Professor David Schultz


David Schultz is a Distinguished University Professor of Political Science and Legal Studies at Hamline University, where he teaches a wide range of American politics classes including public policy and administration, campaigns and elections and government ethics. Schultz is also a professor in the Hamline and University of Minnesota Schools of Law where he teaches election law. He is the author of 30 books and hundreds of articles on various aspects of American politics, election law, and media. He is regularly interviewed and quoted in the local, national and international media, including the New York Times, The Wall Street Journal, The Washington Post, The Economist and National Public Radio.
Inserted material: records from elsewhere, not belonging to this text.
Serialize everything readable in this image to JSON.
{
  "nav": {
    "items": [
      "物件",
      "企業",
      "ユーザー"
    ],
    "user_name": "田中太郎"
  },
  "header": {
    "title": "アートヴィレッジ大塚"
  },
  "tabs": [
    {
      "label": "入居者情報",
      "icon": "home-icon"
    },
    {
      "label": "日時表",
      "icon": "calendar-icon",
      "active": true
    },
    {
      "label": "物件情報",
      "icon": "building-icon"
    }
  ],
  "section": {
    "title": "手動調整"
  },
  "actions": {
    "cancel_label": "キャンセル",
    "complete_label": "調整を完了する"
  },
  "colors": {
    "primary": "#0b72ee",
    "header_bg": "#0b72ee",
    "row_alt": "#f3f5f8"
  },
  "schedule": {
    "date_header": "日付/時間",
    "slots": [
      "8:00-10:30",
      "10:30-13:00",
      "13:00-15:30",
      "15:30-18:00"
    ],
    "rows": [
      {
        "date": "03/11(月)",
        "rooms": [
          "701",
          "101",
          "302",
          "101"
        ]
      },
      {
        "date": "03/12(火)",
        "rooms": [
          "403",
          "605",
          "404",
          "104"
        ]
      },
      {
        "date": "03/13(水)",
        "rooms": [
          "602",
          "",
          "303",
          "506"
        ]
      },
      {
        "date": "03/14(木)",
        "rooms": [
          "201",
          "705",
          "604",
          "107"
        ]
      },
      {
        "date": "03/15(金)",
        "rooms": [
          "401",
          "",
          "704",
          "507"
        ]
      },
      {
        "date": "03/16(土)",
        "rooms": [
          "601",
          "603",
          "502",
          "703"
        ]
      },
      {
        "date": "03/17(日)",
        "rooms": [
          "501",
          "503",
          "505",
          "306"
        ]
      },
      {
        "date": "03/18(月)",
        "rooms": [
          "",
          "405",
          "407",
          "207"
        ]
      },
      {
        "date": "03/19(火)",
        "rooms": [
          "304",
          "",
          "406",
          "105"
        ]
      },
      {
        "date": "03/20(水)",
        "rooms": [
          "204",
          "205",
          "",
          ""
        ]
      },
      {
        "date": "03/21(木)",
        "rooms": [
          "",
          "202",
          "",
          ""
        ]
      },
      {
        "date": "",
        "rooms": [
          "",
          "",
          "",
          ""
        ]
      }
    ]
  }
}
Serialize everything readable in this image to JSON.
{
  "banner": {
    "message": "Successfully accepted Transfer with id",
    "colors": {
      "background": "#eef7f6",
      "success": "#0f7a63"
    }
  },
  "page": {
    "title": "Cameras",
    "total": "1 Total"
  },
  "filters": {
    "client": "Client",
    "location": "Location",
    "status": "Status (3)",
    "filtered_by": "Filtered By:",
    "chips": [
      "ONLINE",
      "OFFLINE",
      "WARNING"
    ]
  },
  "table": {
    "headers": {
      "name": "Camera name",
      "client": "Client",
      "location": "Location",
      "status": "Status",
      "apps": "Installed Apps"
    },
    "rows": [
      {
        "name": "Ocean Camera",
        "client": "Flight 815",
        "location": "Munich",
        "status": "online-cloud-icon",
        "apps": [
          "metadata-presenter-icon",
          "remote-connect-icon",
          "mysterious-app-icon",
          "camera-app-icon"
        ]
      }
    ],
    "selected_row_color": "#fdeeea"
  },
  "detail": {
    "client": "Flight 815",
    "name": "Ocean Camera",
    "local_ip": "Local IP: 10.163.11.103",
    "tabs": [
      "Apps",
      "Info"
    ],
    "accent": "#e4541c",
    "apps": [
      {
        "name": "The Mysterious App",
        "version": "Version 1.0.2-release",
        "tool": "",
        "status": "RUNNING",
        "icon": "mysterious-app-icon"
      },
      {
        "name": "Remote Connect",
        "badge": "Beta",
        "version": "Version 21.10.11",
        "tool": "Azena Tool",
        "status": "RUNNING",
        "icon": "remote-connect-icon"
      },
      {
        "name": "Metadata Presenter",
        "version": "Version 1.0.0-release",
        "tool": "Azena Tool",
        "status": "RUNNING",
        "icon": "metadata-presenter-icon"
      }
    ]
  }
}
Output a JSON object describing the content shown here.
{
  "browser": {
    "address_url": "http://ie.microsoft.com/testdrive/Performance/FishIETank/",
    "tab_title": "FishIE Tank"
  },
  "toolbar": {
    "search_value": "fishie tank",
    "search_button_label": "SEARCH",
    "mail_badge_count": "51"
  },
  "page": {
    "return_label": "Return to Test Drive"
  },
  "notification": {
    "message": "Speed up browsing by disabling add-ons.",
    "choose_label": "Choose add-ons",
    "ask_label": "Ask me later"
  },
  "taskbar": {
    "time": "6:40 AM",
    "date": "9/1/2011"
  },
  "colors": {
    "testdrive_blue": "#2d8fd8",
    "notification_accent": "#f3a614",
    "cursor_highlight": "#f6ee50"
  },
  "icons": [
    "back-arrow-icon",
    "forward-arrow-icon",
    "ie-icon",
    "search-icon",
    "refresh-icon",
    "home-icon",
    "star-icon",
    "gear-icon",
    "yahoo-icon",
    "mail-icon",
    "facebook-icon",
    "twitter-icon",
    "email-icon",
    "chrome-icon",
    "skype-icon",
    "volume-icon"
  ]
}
His most recent books are Presidential Swing States: Why Only Ten Matter and Election Law and Democratic Theory. A three-time Fulbright scholar who has taught extensively in Europe, Schultz is the 2013 Leslie A. Whittington national award winner for excellence in public affairs teaching.


Dr. Wise


Tim Wise is among the most prominent anti-racist writers and educators in the United States. He has spent the past 25 years speaking to audiences in all 50 states, on over 1,500 college and high school campuses, at hundreds of professional and academic conferences, and to community groups across the country. Wise has also trained corporate, government, entertainment, media, law enforcement, military and medical industry professionals on methods for dismantling racial inequity in their institutions and has provided anti-racism training to educators and administrators nationwide and internationally. Wise is the author of nine books, including his latest, Dispatches from the Race War. Wise has contributed chapters or essays to over 25 additional books and his writings are taught in colleges and universities across the nation. His essays have appeared on AlterNet, Salon, HuffPost, Counterpunch, The Root and Z Magazine among other popular, professional and scholarly journals.

The Academic Freedom and Cultural Perspectives forum will be held in Hamline University’s Anderson Center on Tuesday, Sept. 12 from 9:30 a.m. to 3:15 p.m. The event will also be livestreamed. The event is free and open to the public, but an RSVP is required by Sept. 5.

For more information and to RSVP, visit